Feeling like we were on a cruise, we squeezed into two of the tiny plastic orange seats, our shoulders smashed against each other. The boat shook more than I expected as it started to move, and it pitched forward with a groaning sound. We were only five minutes into our cruise up the river when rain clouds suddenly darkened the sky.
–It’s going to rain? You said it was the dry season.
–I said it was the late rainy season.
–Isn’t that the dry season?
–I guess even the late rainy season is still the rainy season.
When I first translated Sang Young’s work, he had never published a book and no one had translated him; by the time I was working on this novel, other translators were trying to steal him from me. You see, he was a bestseller now, a critical and commercial success, and they wanted to get in on the action. One eminent translator, whom people respect way too much, sneered that I had chosen to translate him because queer literature was “in” now.
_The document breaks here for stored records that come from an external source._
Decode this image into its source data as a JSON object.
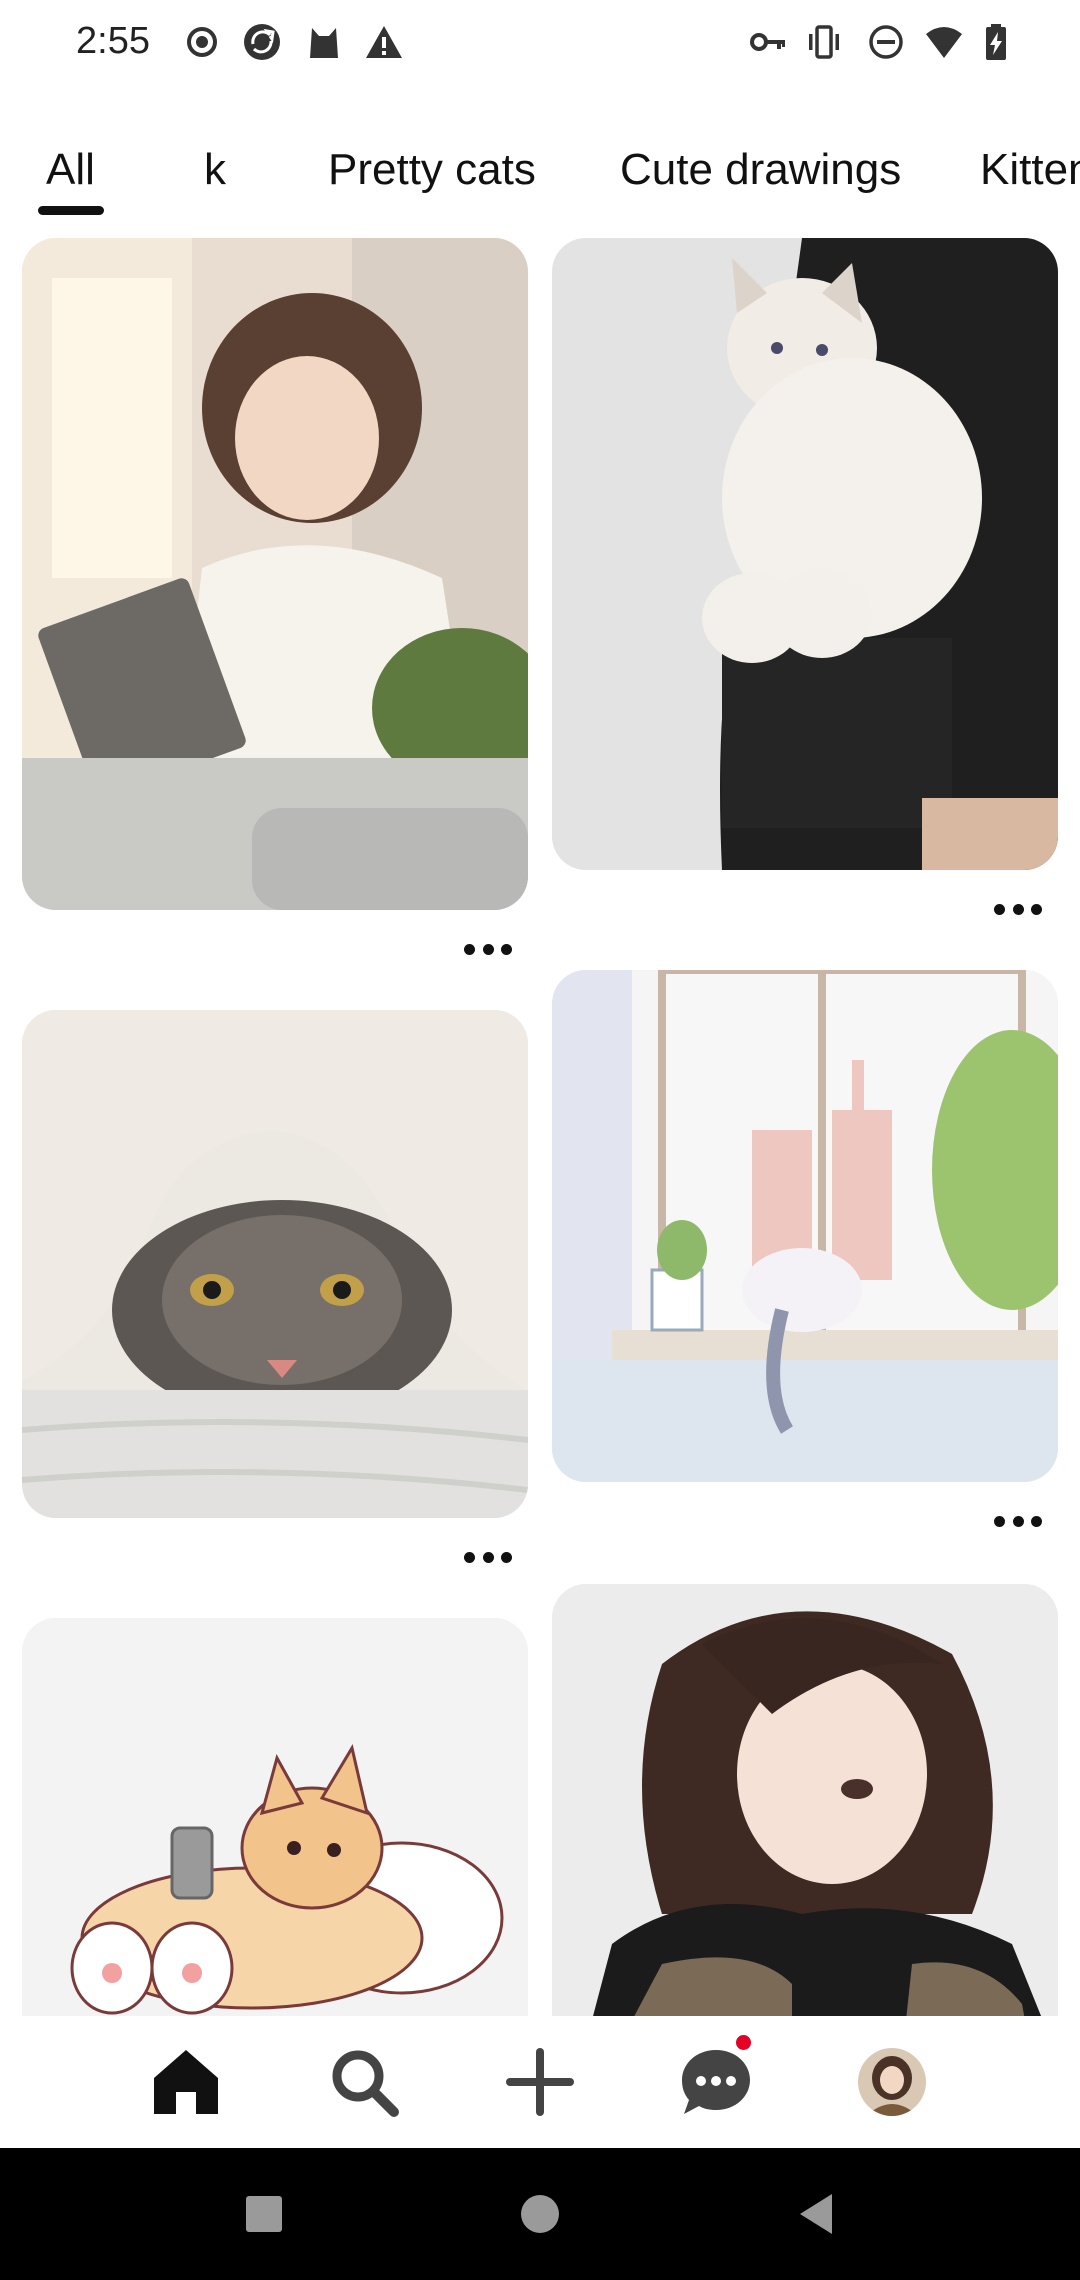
{
  "status_bar": {
    "time": "2:55",
    "left_icons": [
      "record-icon",
      "sync-icon",
      "cat-app-icon",
      "warning-icon"
    ],
    "right_icons": [
      "vpn-key-icon",
      "vibrate-icon",
      "do-not-disturb-icon",
      "wifi-icon",
      "battery-charging-icon"
    ]
  },
  "tabs": [
    {
      "label": "All",
      "selected": true
    },
    {
      "label": "k",
      "selected": false
    },
    {
      "label": "Pretty cats",
      "selected": false
    },
    {
      "label": "Cute drawings",
      "selected": false
    },
    {
      "label": "Kitten",
      "selected": false
    }
  ],
  "bottom_nav": {
    "items": [
      "home-icon",
      "search-icon",
      "create-icon",
      "messages-icon",
      "profile-avatar"
    ],
    "messages_has_notification": true
  },
  "colors": {
    "accent": "#111111",
    "notification": "#e60023"
  }
}
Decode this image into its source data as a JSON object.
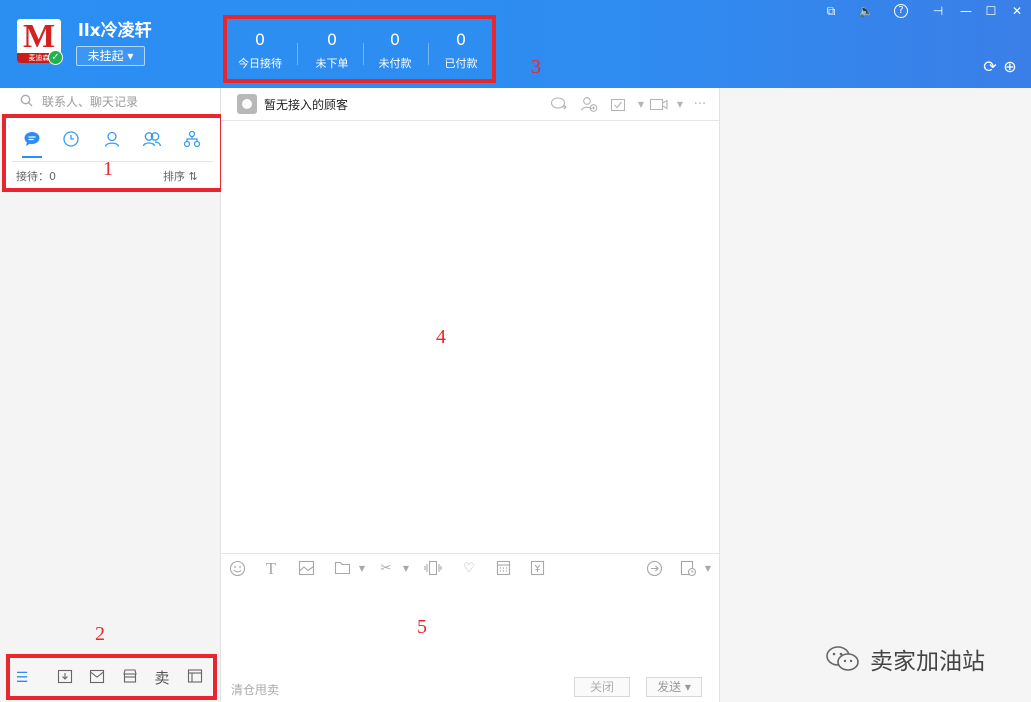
{
  "header": {
    "logo_mark": "M",
    "logo_band_text": "麦迪森",
    "username": "llx冷凌轩",
    "status_button": "未挂起 ▾",
    "stats": [
      {
        "value": "0",
        "label": "今日接待"
      },
      {
        "value": "0",
        "label": "未下单"
      },
      {
        "value": "0",
        "label": "未付款"
      },
      {
        "value": "0",
        "label": "已付款"
      }
    ]
  },
  "window_controls": [
    "⧉",
    "🔈",
    "?",
    "⊣",
    "—",
    "☐",
    "✕"
  ],
  "header_icons": [
    "refresh-icon",
    "add-icon"
  ],
  "search": {
    "placeholder": "联系人、聊天记录"
  },
  "left_tabs": [
    "chat-bubble-icon",
    "clock-icon",
    "person-icon",
    "group-icon",
    "org-icon"
  ],
  "left_status": {
    "reception": "接待：0",
    "sort": "排序 ⇅"
  },
  "bottom_icons": [
    "menu-icon",
    "import-icon",
    "mail-icon",
    "shop-icon",
    "卖",
    "window-icon"
  ],
  "chat": {
    "title": "暂无接入的顾客",
    "header_icons": [
      "transfer-icon",
      "add-person-icon",
      "evaluate-icon",
      "video-icon",
      "more-icon"
    ],
    "toolbar_icons": [
      "emoji-icon",
      "text-icon",
      "image-icon",
      "folder-icon",
      "scissors-icon",
      "shake-icon",
      "heart-icon",
      "calculator-icon",
      "coupon-icon",
      "message-icon",
      "history-icon"
    ],
    "quick_phrase": "清仓甩卖",
    "close_label": "关闭",
    "send_label": "发送 ▾"
  },
  "annotations": [
    "1",
    "2",
    "3",
    "4",
    "5"
  ],
  "watermark": {
    "text": "卖家加油站"
  },
  "colors": {
    "header_blue": "#2f8cf0",
    "annotation_red": "#e8262d",
    "tab_blue": "#3a9cf0"
  }
}
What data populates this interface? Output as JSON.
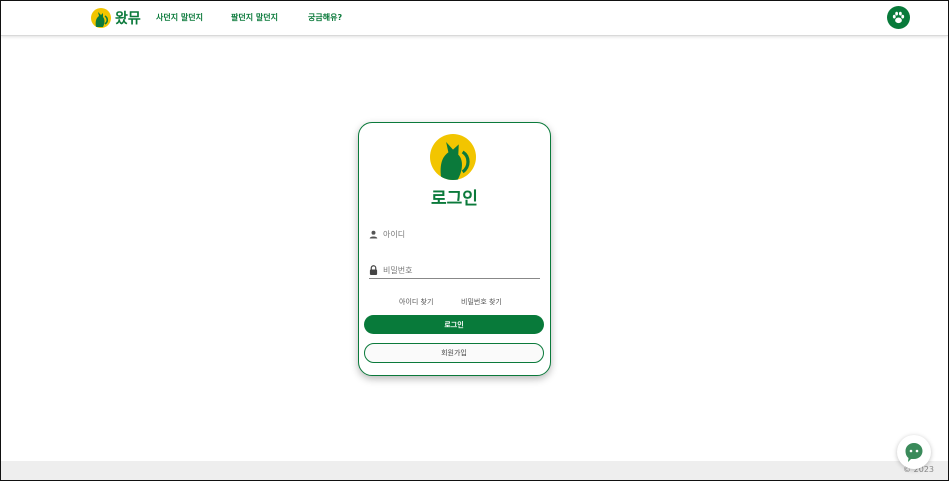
{
  "header": {
    "logo_text": "왔뮤",
    "nav": [
      "사던지 말던지",
      "팔던지 말던지",
      "궁금해유?"
    ],
    "paw_icon": "paw-icon"
  },
  "login": {
    "title": "로그인",
    "id_placeholder": "아이디",
    "pw_placeholder": "비밀번호",
    "find_id": "아이디 찾기",
    "find_pw": "비밀번호 찾기",
    "login_button": "로그인",
    "signup_button": "회원가입"
  },
  "footer": {
    "copyright": "© 2023"
  },
  "colors": {
    "brand_green": "#0b7a3b",
    "brand_yellow": "#f2c500"
  }
}
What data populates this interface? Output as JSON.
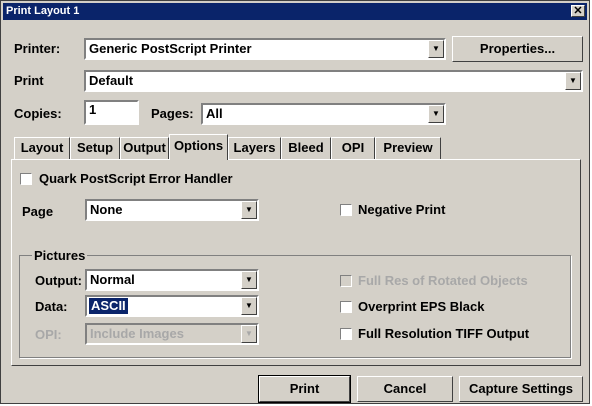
{
  "window": {
    "title": "Print Layout 1"
  },
  "top": {
    "printer_label": "Printer:",
    "printer_value": "Generic PostScript Printer",
    "properties_button": "Properties...",
    "print_label": "Print",
    "print_value": "Default",
    "copies_label": "Copies:",
    "copies_value": "1",
    "pages_label": "Pages:",
    "pages_value": "All"
  },
  "tabs": [
    {
      "label": "Layout"
    },
    {
      "label": "Setup"
    },
    {
      "label": "Output"
    },
    {
      "label": "Options",
      "active": true
    },
    {
      "label": "Layers"
    },
    {
      "label": "Bleed"
    },
    {
      "label": "OPI"
    },
    {
      "label": "Preview"
    }
  ],
  "options": {
    "quark_handler": {
      "label": "Quark PostScript Error Handler",
      "checked": false
    },
    "page_label": "Page",
    "page_value": "None",
    "negative_print": {
      "label": "Negative Print",
      "checked": false
    },
    "pictures": {
      "group_label": "Pictures",
      "output_label": "Output:",
      "output_value": "Normal",
      "data_label": "Data:",
      "data_value": "ASCII",
      "opi_label": "OPI:",
      "opi_value": "Include Images",
      "full_res_rotated": {
        "label": "Full Res of Rotated Objects",
        "checked": false,
        "enabled": false
      },
      "overprint_eps": {
        "label": "Overprint EPS Black",
        "checked": false
      },
      "full_res_tiff": {
        "label": "Full Resolution TIFF Output",
        "checked": false
      }
    }
  },
  "footer": {
    "print_button": "Print",
    "cancel_button": "Cancel",
    "capture_button": "Capture Settings"
  }
}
I spent a few minutes fretting that no one would know how thrilling it was to see them in a novel, this wink to All the Gays of Seoul.
But l never translated him because he was a bestseller; indeed, he was nothing of the sort when I first encountered “Tears of an Unknown Artist, or Zaytun Pasta” in its first appearance in Munhakdongne’s quarterly magazine. He didn’t even have a book published. So no, I did not translate him because he was commercially successful or because queer was “in” (whatever that means).
I translated him because no one had told this story before, and it was my story. No writer had ever inhabited the same place at the same time as me, breathing the same air and thinking the same thoughts. I didn’t care if Sang Young Park was an obscure new writer and the story I wanted to translate had an impossible title and came out at an unpublishably long 17,000 words in translation, meaning no magazine would want to take it on in its entirety (except the fantastic Words Without Borders). I’m not an adventurous person at all, but I had to break several of my own rules regarding funding procurement and working on spec to bring Sang Young into English—and indeed, into translation itself—for the first time.
Would I advise other translators to do the same? Not at all. And maybe there’s another translator out there who would’ve done a better job, I mean, it’s a big universe. But that translator did not exist in the right place at the right time, namely, the same place at the same time.
But I did.
Lightning flashed and thunder rolled, and thick strands of rain beat atop the roof of the boat. Rainwater seeped through the edges of the tarp, and it fogged over. We gripped each other’s knees and endured the rocking. The feeling of Gyu-ho’s hot knee in my hand made me feel strangely sleepy. The tossing of the boat didn’t make me anxious at all. I had my hand on his knee until my palm was wet with sweat. Saying his knee was hot, Gyu-ho removed my hand and placed it in his own icy palm.
This essay originally appears as the translator’s note exclusive to the Tilted Axis Press edition of Love in the Big City.
Used with the permission of the publisher, Grove Press. Copyright © 2021 by Sang Young Park. This publication was facilitated with the support of the Literature Translation Institute of Korea.